**RECORDED INFORMATION**
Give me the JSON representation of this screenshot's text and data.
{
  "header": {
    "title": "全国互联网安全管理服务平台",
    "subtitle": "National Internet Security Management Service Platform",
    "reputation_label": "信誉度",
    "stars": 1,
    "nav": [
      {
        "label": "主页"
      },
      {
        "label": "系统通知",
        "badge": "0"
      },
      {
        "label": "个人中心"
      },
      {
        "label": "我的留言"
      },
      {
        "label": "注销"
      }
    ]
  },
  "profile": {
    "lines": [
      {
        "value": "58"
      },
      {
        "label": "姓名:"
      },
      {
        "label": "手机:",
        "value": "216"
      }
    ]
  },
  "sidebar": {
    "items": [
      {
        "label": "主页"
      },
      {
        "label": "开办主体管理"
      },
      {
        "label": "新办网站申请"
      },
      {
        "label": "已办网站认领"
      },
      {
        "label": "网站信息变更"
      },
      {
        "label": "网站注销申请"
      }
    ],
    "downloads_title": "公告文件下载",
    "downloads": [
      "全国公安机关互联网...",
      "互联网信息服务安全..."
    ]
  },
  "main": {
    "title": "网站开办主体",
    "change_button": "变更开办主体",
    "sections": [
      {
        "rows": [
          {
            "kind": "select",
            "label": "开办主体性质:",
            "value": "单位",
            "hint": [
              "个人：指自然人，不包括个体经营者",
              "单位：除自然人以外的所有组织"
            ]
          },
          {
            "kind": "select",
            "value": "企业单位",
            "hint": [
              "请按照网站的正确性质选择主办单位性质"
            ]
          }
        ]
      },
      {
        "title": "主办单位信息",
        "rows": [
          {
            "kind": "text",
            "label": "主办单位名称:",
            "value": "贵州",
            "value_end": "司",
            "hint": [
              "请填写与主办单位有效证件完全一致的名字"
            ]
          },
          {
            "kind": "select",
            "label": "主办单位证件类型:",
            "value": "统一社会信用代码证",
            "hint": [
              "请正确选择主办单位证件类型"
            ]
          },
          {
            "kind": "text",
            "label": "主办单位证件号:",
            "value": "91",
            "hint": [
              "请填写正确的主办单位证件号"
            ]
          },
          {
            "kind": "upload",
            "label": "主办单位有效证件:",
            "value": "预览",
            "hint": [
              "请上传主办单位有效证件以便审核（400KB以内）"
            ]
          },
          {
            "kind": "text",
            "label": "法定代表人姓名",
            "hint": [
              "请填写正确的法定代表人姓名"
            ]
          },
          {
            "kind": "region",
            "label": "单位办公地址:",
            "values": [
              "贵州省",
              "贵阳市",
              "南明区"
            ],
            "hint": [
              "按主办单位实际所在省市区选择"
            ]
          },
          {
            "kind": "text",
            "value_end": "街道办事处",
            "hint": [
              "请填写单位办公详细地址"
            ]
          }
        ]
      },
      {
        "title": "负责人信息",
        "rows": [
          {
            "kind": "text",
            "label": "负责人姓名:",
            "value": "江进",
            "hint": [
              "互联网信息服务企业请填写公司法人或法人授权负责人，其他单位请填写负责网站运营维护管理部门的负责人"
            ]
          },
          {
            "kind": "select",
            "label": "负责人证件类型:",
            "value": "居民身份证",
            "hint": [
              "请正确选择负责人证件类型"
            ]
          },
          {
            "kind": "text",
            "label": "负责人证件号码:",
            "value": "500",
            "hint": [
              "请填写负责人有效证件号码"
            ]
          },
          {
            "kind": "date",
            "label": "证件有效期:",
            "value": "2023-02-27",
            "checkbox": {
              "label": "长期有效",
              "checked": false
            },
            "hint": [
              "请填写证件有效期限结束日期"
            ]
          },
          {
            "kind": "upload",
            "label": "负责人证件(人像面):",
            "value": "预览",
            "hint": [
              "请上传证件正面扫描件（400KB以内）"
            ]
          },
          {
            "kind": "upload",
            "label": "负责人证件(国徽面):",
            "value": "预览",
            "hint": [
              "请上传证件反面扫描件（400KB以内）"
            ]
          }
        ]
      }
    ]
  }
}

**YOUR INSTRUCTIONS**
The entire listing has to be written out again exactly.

**EXERCISE RESPONSE**
Give me the JSON representation of this screenshot's text and data.
{
  "header": {
    "title": "全国互联网安全管理服务平台",
    "subtitle": "National Internet Security Management Service Platform",
    "reputation_label": "信誉度",
    "stars": 1,
    "nav": [
      {
        "label": "主页"
      },
      {
        "label": "系统通知",
        "badge": "0"
      },
      {
        "label": "个人中心"
      },
      {
        "label": "我的留言"
      },
      {
        "label": "注销"
      }
    ]
  },
  "profile": {
    "lines": [
      {
        "value": "58"
      },
      {
        "label": "姓名:"
      },
      {
        "label": "手机:",
        "value": "216"
      }
    ]
  },
  "sidebar": {
    "items": [
      {
        "label": "主页"
      },
      {
        "label": "开办主体管理"
      },
      {
        "label": "新办网站申请"
      },
      {
        "label": "已办网站认领"
      },
      {
        "label": "网站信息变更"
      },
      {
        "label": "网站注销申请"
      }
    ],
    "downloads_title": "公告文件下载",
    "downloads": [
      "全国公安机关互联网...",
      "互联网信息服务安全..."
    ]
  },
  "main": {
    "title": "网站开办主体",
    "change_button": "变更开办主体",
    "sections": [
      {
        "rows": [
          {
            "kind": "select",
            "label": "开办主体性质:",
            "value": "单位",
            "hint": [
              "个人：指自然人，不包括个体经营者",
              "单位：除自然人以外的所有组织"
            ]
          },
          {
            "kind": "select",
            "value": "企业单位",
            "hint": [
              "请按照网站的正确性质选择主办单位性质"
            ]
          }
        ]
      },
      {
        "title": "主办单位信息",
        "rows": [
          {
            "kind": "text",
            "label": "主办单位名称:",
            "value": "贵州",
            "value_end": "司",
            "hint": [
              "请填写与主办单位有效证件完全一致的名字"
            ]
          },
          {
            "kind": "select",
            "label": "主办单位证件类型:",
            "value": "统一社会信用代码证",
            "hint": [
              "请正确选择主办单位证件类型"
            ]
          },
          {
            "kind": "text",
            "label": "主办单位证件号:",
            "value": "91",
            "hint": [
              "请填写正确的主办单位证件号"
            ]
          },
          {
            "kind": "upload",
            "label": "主办单位有效证件:",
            "value": "预览",
            "hint": [
              "请上传主办单位有效证件以便审核（400KB以内）"
            ]
          },
          {
            "kind": "text",
            "label": "法定代表人姓名",
            "hint": [
              "请填写正确的法定代表人姓名"
            ]
          },
          {
            "kind": "region",
            "label": "单位办公地址:",
            "values": [
              "贵州省",
              "贵阳市",
              "南明区"
            ],
            "hint": [
              "按主办单位实际所在省市区选择"
            ]
          },
          {
            "kind": "text",
            "value_end": "街道办事处",
            "hint": [
              "请填写单位办公详细地址"
            ]
          }
        ]
      },
      {
        "title": "负责人信息",
        "rows": [
          {
            "kind": "text",
            "label": "负责人姓名:",
            "value": "江进",
            "hint": [
              "互联网信息服务企业请填写公司法人或法人授权负责人，其他单位请填写负责网站运营维护管理部门的负责人"
            ]
          },
          {
            "kind": "select",
            "label": "负责人证件类型:",
            "value": "居民身份证",
            "hint": [
              "请正确选择负责人证件类型"
            ]
          },
          {
            "kind": "text",
            "label": "负责人证件号码:",
            "value": "500",
            "hint": [
              "请填写负责人有效证件号码"
            ]
          },
          {
            "kind": "date",
            "label": "证件有效期:",
            "value": "2023-02-27",
            "checkbox": {
              "label": "长期有效",
              "checked": false
            },
            "hint": [
              "请填写证件有效期限结束日期"
            ]
          },
          {
            "kind": "upload",
            "label": "负责人证件(人像面):",
            "value": "预览",
            "hint": [
              "请上传证件正面扫描件（400KB以内）"
            ]
          },
          {
            "kind": "upload",
            "label": "负责人证件(国徽面):",
            "value": "预览",
            "hint": [
              "请上传证件反面扫描件（400KB以内）"
            ]
          }
        ]
      }
    ]
  }
}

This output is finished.